Libyan PM Zeidan blames protestors and militias for recent violence that killed 32 people
Zeidan spoke late Friday, hours after Libyan militiamen attacked protesters who demanded the disbanding of the country's rampant armed groups.
Zeidan said the protesters carried weapons.
Hesham Mohamed said: "You can't open fire at people who are exchanging fire."
Witnesses there said they saw no weapons among the protesters.
Zeidan also said that after the government gave permission to protesters to hold their demonstrations in front of a mosque in Tripoli, protesters instead marched to the headquarters of the militia group.
The militiamen used heavy machine-guns and rocket-propelled grenades on the protesters.
At least 32 people were killed and almost 400 wounded in gun battles between Libyan militiamen and armed residents in Tripoli on Friday in some of the worst street fighting in the capital since the overthrow of Muammar Gaddafi.
Friday's bloodshed began when militiamen from the city of Misrata opened fire on about 500 protesters who had gathered outside the militia's headquarters, some of them carrying white flags, to demand their eviction from the capital.
Tripoli local council leader Sadat al-Badri told AFP that the militia fired at the demonstrators from inside the militia headquarters.
A militia leader told private TV channel Al-Naba that the demonstrators had opened fire first.
A Reuters reporter saw an anti-aircraft cannon firing from the militia's gated compound into the crowd as protesters chanted: "We don't want armed militias!"
Demonstrators fled but then returned, heavily armed, to attack the compound, where the militiamen remained holed up until early morning as fighting continued. Rocket-propelled grenades could be heard.

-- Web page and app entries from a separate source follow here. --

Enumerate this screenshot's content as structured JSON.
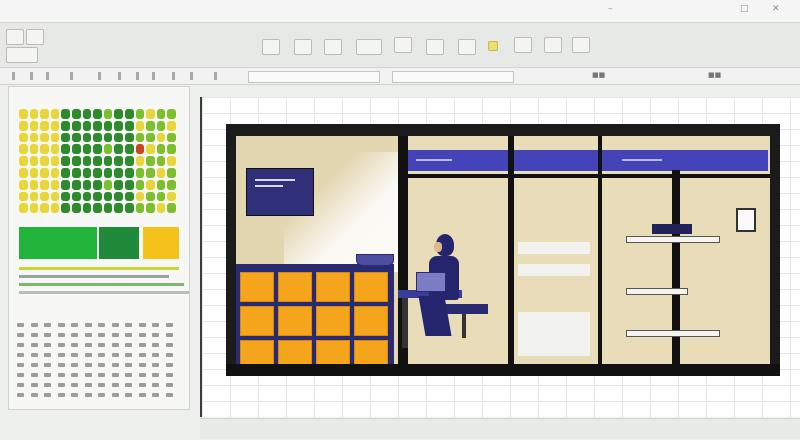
{
  "window": {
    "title_left": "",
    "menu_short": "",
    "controls": [
      "–",
      "□",
      "✕"
    ]
  },
  "ribbon": {
    "icons": [
      "clipboard-icon",
      "format-icon",
      "table-icon",
      "image-icon",
      "chart-icon",
      "folder-icon",
      "cloud-icon",
      "bulb-icon",
      "print-icon",
      "user-icon"
    ]
  },
  "formula_bar": {
    "cell_ref": "",
    "value": ""
  },
  "left_panel": {
    "header_text": "",
    "numeric_rows": 8
  },
  "accent_colors": {
    "green": "#22b43a",
    "dark_green": "#1f8a3a",
    "yellow": "#f5c21b",
    "navy": "#2a2a70",
    "indigo": "#4444b8",
    "orange": "#f5a51c"
  }
}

Dozens of soldiers in trucks tried to separate the sides, and sealed off roads to stop more people joining the clashes.
Voice of Russia, AFP, RT, Reuters, CTV